▶ _Work to be completed_: All of the data is to be written out again exactly, without the pictures.

▶ _Extracted material_:

□ □ □ □ □ □ □

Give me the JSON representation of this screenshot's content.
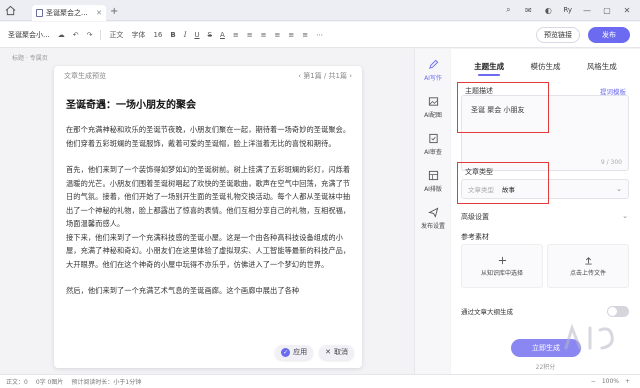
{
  "titlebar": {
    "tab_title": "圣诞聚会之...",
    "user_initials": "Ry",
    "controls": [
      "—",
      "▢",
      "✕"
    ]
  },
  "toolbar": {
    "doc_name": "圣诞聚会小...",
    "items": [
      "正文",
      "字体",
      "16",
      "B",
      "I",
      "U",
      "S",
      "A",
      "≡",
      "≡",
      "≡",
      "≡",
      "≡",
      "≡",
      "⋯"
    ],
    "preview_label": "预览链接",
    "publish_label": "发布"
  },
  "breadcrumb": "标题  · 专属页",
  "card": {
    "header": "文章生成预览",
    "pager": "‹ 第1篇 / 共1篇 ›",
    "title": "圣诞奇遇：一场小朋友的聚会",
    "paragraphs": [
      "在那个充满神秘和欢乐的圣诞节夜晚，小朋友们聚在一起，期待着一场奇妙的圣诞聚会。他们穿着五彩斑斓的圣诞服饰，戴着可爱的圣诞帽，脸上洋溢着无比的喜悦和期待。",
      "首先，他们来到了一个装饰得如梦如幻的圣诞树前。树上挂满了五彩斑斓的彩灯，闪烁着温暖的光芒。小朋友们围着圣诞树唱起了欢快的圣诞歌曲，歌声在空气中回荡，充满了节日的气氛。接着，他们开始了一场别开生面的圣诞礼物交换活动。每个人都从圣诞袜中抽出了一个神秘的礼物，脸上都露出了惊喜的表情。他们互相分享自己的礼物，互相祝福，场面温馨而感人。",
      "接下来，他们来到了一个充满科技感的圣诞小屋。这是一个由各种高科技设备组成的小屋，充满了神秘和奇幻。小朋友们在这里体验了虚拟现实、人工智能等最新的科技产品，大开眼界。他们在这个神奇的小屋中玩得不亦乐乎，仿佛进入了一个梦幻的世界。",
      "然后，他们来到了一个充满艺术气息的圣诞画廊。这个画廊中展出了各种"
    ],
    "apply_label": "应用",
    "cancel_label": "取消"
  },
  "rail": {
    "items": [
      "AI写作",
      "AI配图",
      "AI审查",
      "AI排版",
      "发布设置"
    ]
  },
  "panel": {
    "tabs": [
      "主题生成",
      "模仿生成",
      "风格生成"
    ],
    "topic_label": "主题描述",
    "template_link": "提词模板",
    "topic_value": "圣诞 聚会 小朋友",
    "counter": "9 / 300",
    "type_label": "文章类型",
    "type_key": "文章类型",
    "type_value": "故事",
    "advanced_label": "高级设置",
    "reference_label": "参考素材",
    "ref_buttons": [
      "从知识库中选择",
      "点击上传文件"
    ],
    "outline_label": "通过文章大纲生成",
    "generate_label": "立即生成",
    "credits": "22积分"
  },
  "statusbar": {
    "items": [
      "正文：0",
      "0字  0图片",
      "预计阅读时长：小于1分钟"
    ],
    "zoom": "100%"
  },
  "colors": {
    "accent": "#6b6af0",
    "highlight": "#e33a3a"
  }
}
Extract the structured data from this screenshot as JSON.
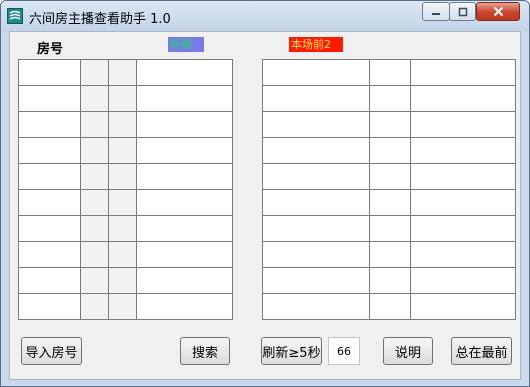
{
  "window": {
    "title": "六间房主播查看助手 1.0",
    "icon": "app-icon"
  },
  "labels": {
    "room": "房号",
    "left_tag": "新開",
    "right_tag": "本场前2"
  },
  "left_table": {
    "rows": 10,
    "cols": 4
  },
  "right_table": {
    "rows": 10,
    "cols": 3
  },
  "buttons": {
    "import": "导入房号",
    "search": "搜索",
    "refresh": "刷新≥5秒",
    "help": "说明",
    "topmost": "总在最前"
  },
  "refresh_input": {
    "value": "66"
  },
  "colors": {
    "left_tag_bg": "#7b79e8",
    "right_tag_bg": "#ff1a00"
  }
}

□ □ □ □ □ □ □

▶ _Result for this task_:
Give me the JSON representation of this screenshot's content.
{
  "titlebar": {
    "tab_title": "圣诞聚会之...",
    "user_initials": "Ry",
    "controls": [
      "—",
      "▢",
      "✕"
    ]
  },
  "toolbar": {
    "doc_name": "圣诞聚会小...",
    "items": [
      "正文",
      "字体",
      "16",
      "B",
      "I",
      "U",
      "S",
      "A",
      "≡",
      "≡",
      "≡",
      "≡",
      "≡",
      "≡",
      "⋯"
    ],
    "preview_label": "预览链接",
    "publish_label": "发布"
  },
  "breadcrumb": "标题  · 专属页",
  "card": {
    "header": "文章生成预览",
    "pager": "‹ 第1篇 / 共1篇 ›",
    "title": "圣诞奇遇：一场小朋友的聚会",
    "paragraphs": [
      "在那个充满神秘和欢乐的圣诞节夜晚，小朋友们聚在一起，期待着一场奇妙的圣诞聚会。他们穿着五彩斑斓的圣诞服饰，戴着可爱的圣诞帽，脸上洋溢着无比的喜悦和期待。",
      "首先，他们来到了一个装饰得如梦如幻的圣诞树前。树上挂满了五彩斑斓的彩灯，闪烁着温暖的光芒。小朋友们围着圣诞树唱起了欢快的圣诞歌曲，歌声在空气中回荡，充满了节日的气氛。接着，他们开始了一场别开生面的圣诞礼物交换活动。每个人都从圣诞袜中抽出了一个神秘的礼物，脸上都露出了惊喜的表情。他们互相分享自己的礼物，互相祝福，场面温馨而感人。",
      "接下来，他们来到了一个充满科技感的圣诞小屋。这是一个由各种高科技设备组成的小屋，充满了神秘和奇幻。小朋友们在这里体验了虚拟现实、人工智能等最新的科技产品，大开眼界。他们在这个神奇的小屋中玩得不亦乐乎，仿佛进入了一个梦幻的世界。",
      "然后，他们来到了一个充满艺术气息的圣诞画廊。这个画廊中展出了各种"
    ],
    "apply_label": "应用",
    "cancel_label": "取消"
  },
  "rail": {
    "items": [
      "AI写作",
      "AI配图",
      "AI审查",
      "AI排版",
      "发布设置"
    ]
  },
  "panel": {
    "tabs": [
      "主题生成",
      "模仿生成",
      "风格生成"
    ],
    "topic_label": "主题描述",
    "template_link": "提词模板",
    "topic_value": "圣诞 聚会 小朋友",
    "counter": "9 / 300",
    "type_label": "文章类型",
    "type_key": "文章类型",
    "type_value": "故事",
    "advanced_label": "高级设置",
    "reference_label": "参考素材",
    "ref_buttons": [
      "从知识库中选择",
      "点击上传文件"
    ],
    "outline_label": "通过文章大纲生成",
    "generate_label": "立即生成",
    "credits": "22积分"
  },
  "statusbar": {
    "items": [
      "正文：0",
      "0字  0图片",
      "预计阅读时长：小于1分钟"
    ],
    "zoom": "100%"
  },
  "colors": {
    "accent": "#6b6af0",
    "highlight": "#e33a3a"
  }
}
Extract the structured data from this screenshot as JSON.
{
  "window": {
    "title": "六间房主播查看助手 1.0",
    "icon": "app-icon"
  },
  "labels": {
    "room": "房号",
    "left_tag": "新開",
    "right_tag": "本场前2"
  },
  "left_table": {
    "rows": 10,
    "cols": 4
  },
  "right_table": {
    "rows": 10,
    "cols": 3
  },
  "buttons": {
    "import": "导入房号",
    "search": "搜索",
    "refresh": "刷新≥5秒",
    "help": "说明",
    "topmost": "总在最前"
  },
  "refresh_input": {
    "value": "66"
  },
  "colors": {
    "left_tag_bg": "#7b79e8",
    "right_tag_bg": "#ff1a00"
  }
}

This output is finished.